Morningstar researchers found, for instance, that managers appear to have little “skin in the game,” in terms of investing in the target date funds they manage. Manager investment is “severely lacking,” the report found. Of the 58 target-date fund managers that Morningstar studied for manager investment, only two had investments greater than $500,000. The threshold is $1 million for full credit for management ownership in Morningstar’s system. “It is disappointing,” says Laura Lutton, Morningstar’s editorial director for mutual fund research. Target-date funds are designed to be a core holding in one’s portfolio, so the lack of conviction displayed–and Lutton says she has heard every excuse from CEOs for the lack of manager investment–reveals that managers of target-date funds are not as confident about performance as the companies’ marketing departments.
“Across the board, investment is poor,” Lutton says. “I have heard CEOs who say, ‘I don’t think that matters.’ But we have data that say it does,” she says. “I hope this is an area where we see some improvement over the years, and I think we will.”
Morningstar’s research also found that target-date funds have a very wide range of asset allocations the closer the investor is to retirement. The report says the variation can be dramatic. As investors age, some fund series stay aggressive with a high percentage of equities while others place more emphasis on asset preservation.
The divergence of glide paths are lost on many investors and fiduciaries, according to the report, and are not explained well, and it is those differences and lack of understanding of the glide paths that led to the shock over many of the 2010 funds’ poor performances in 2008.
“Because these funds differ so much from one to the next, it’s really critical for investors to understand what they own,” says Lutton, “and that’s a challenge because the public disclosure from the fund companies is lacking.”
Asset allocation, manager selection, how the funds were designed, and how they will perform can all be more transparent, timely and clear, according to Morningstar. It is tough or nearly impossible, the researchers wrote, for individual shareholders to figure out how their target-date funds work.
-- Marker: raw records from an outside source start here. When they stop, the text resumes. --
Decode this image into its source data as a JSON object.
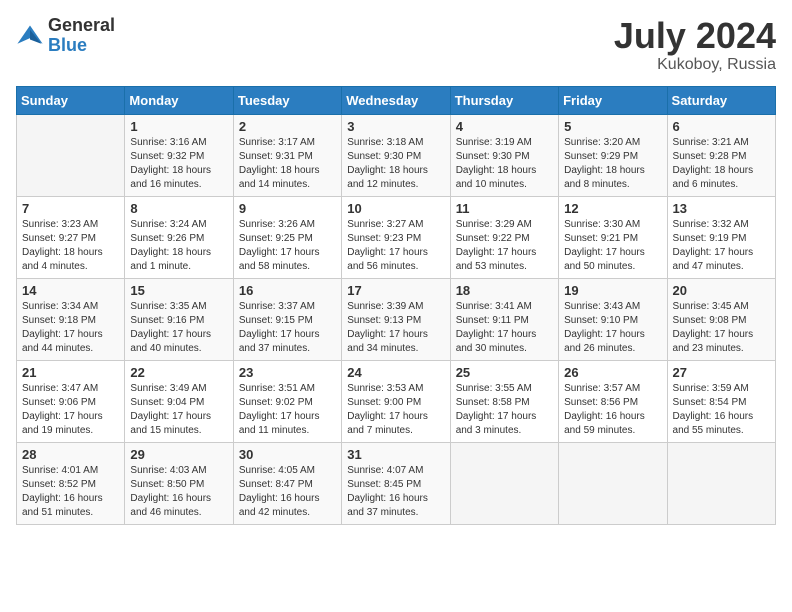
{
  "logo": {
    "line1": "General",
    "line2": "Blue"
  },
  "title": "July 2024",
  "subtitle": "Kukoboy, Russia",
  "weekdays": [
    "Sunday",
    "Monday",
    "Tuesday",
    "Wednesday",
    "Thursday",
    "Friday",
    "Saturday"
  ],
  "weeks": [
    [
      {
        "day": "",
        "info": ""
      },
      {
        "day": "1",
        "info": "Sunrise: 3:16 AM\nSunset: 9:32 PM\nDaylight: 18 hours\nand 16 minutes."
      },
      {
        "day": "2",
        "info": "Sunrise: 3:17 AM\nSunset: 9:31 PM\nDaylight: 18 hours\nand 14 minutes."
      },
      {
        "day": "3",
        "info": "Sunrise: 3:18 AM\nSunset: 9:30 PM\nDaylight: 18 hours\nand 12 minutes."
      },
      {
        "day": "4",
        "info": "Sunrise: 3:19 AM\nSunset: 9:30 PM\nDaylight: 18 hours\nand 10 minutes."
      },
      {
        "day": "5",
        "info": "Sunrise: 3:20 AM\nSunset: 9:29 PM\nDaylight: 18 hours\nand 8 minutes."
      },
      {
        "day": "6",
        "info": "Sunrise: 3:21 AM\nSunset: 9:28 PM\nDaylight: 18 hours\nand 6 minutes."
      }
    ],
    [
      {
        "day": "7",
        "info": "Sunrise: 3:23 AM\nSunset: 9:27 PM\nDaylight: 18 hours\nand 4 minutes."
      },
      {
        "day": "8",
        "info": "Sunrise: 3:24 AM\nSunset: 9:26 PM\nDaylight: 18 hours\nand 1 minute."
      },
      {
        "day": "9",
        "info": "Sunrise: 3:26 AM\nSunset: 9:25 PM\nDaylight: 17 hours\nand 58 minutes."
      },
      {
        "day": "10",
        "info": "Sunrise: 3:27 AM\nSunset: 9:23 PM\nDaylight: 17 hours\nand 56 minutes."
      },
      {
        "day": "11",
        "info": "Sunrise: 3:29 AM\nSunset: 9:22 PM\nDaylight: 17 hours\nand 53 minutes."
      },
      {
        "day": "12",
        "info": "Sunrise: 3:30 AM\nSunset: 9:21 PM\nDaylight: 17 hours\nand 50 minutes."
      },
      {
        "day": "13",
        "info": "Sunrise: 3:32 AM\nSunset: 9:19 PM\nDaylight: 17 hours\nand 47 minutes."
      }
    ],
    [
      {
        "day": "14",
        "info": "Sunrise: 3:34 AM\nSunset: 9:18 PM\nDaylight: 17 hours\nand 44 minutes."
      },
      {
        "day": "15",
        "info": "Sunrise: 3:35 AM\nSunset: 9:16 PM\nDaylight: 17 hours\nand 40 minutes."
      },
      {
        "day": "16",
        "info": "Sunrise: 3:37 AM\nSunset: 9:15 PM\nDaylight: 17 hours\nand 37 minutes."
      },
      {
        "day": "17",
        "info": "Sunrise: 3:39 AM\nSunset: 9:13 PM\nDaylight: 17 hours\nand 34 minutes."
      },
      {
        "day": "18",
        "info": "Sunrise: 3:41 AM\nSunset: 9:11 PM\nDaylight: 17 hours\nand 30 minutes."
      },
      {
        "day": "19",
        "info": "Sunrise: 3:43 AM\nSunset: 9:10 PM\nDaylight: 17 hours\nand 26 minutes."
      },
      {
        "day": "20",
        "info": "Sunrise: 3:45 AM\nSunset: 9:08 PM\nDaylight: 17 hours\nand 23 minutes."
      }
    ],
    [
      {
        "day": "21",
        "info": "Sunrise: 3:47 AM\nSunset: 9:06 PM\nDaylight: 17 hours\nand 19 minutes."
      },
      {
        "day": "22",
        "info": "Sunrise: 3:49 AM\nSunset: 9:04 PM\nDaylight: 17 hours\nand 15 minutes."
      },
      {
        "day": "23",
        "info": "Sunrise: 3:51 AM\nSunset: 9:02 PM\nDaylight: 17 hours\nand 11 minutes."
      },
      {
        "day": "24",
        "info": "Sunrise: 3:53 AM\nSunset: 9:00 PM\nDaylight: 17 hours\nand 7 minutes."
      },
      {
        "day": "25",
        "info": "Sunrise: 3:55 AM\nSunset: 8:58 PM\nDaylight: 17 hours\nand 3 minutes."
      },
      {
        "day": "26",
        "info": "Sunrise: 3:57 AM\nSunset: 8:56 PM\nDaylight: 16 hours\nand 59 minutes."
      },
      {
        "day": "27",
        "info": "Sunrise: 3:59 AM\nSunset: 8:54 PM\nDaylight: 16 hours\nand 55 minutes."
      }
    ],
    [
      {
        "day": "28",
        "info": "Sunrise: 4:01 AM\nSunset: 8:52 PM\nDaylight: 16 hours\nand 51 minutes."
      },
      {
        "day": "29",
        "info": "Sunrise: 4:03 AM\nSunset: 8:50 PM\nDaylight: 16 hours\nand 46 minutes."
      },
      {
        "day": "30",
        "info": "Sunrise: 4:05 AM\nSunset: 8:47 PM\nDaylight: 16 hours\nand 42 minutes."
      },
      {
        "day": "31",
        "info": "Sunrise: 4:07 AM\nSunset: 8:45 PM\nDaylight: 16 hours\nand 37 minutes."
      },
      {
        "day": "",
        "info": ""
      },
      {
        "day": "",
        "info": ""
      },
      {
        "day": "",
        "info": ""
      }
    ]
  ]
}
Elizabeth D. Festa is a freelance business writer based in Washington, D.C. She can be reached at firstname.lastname@example.org.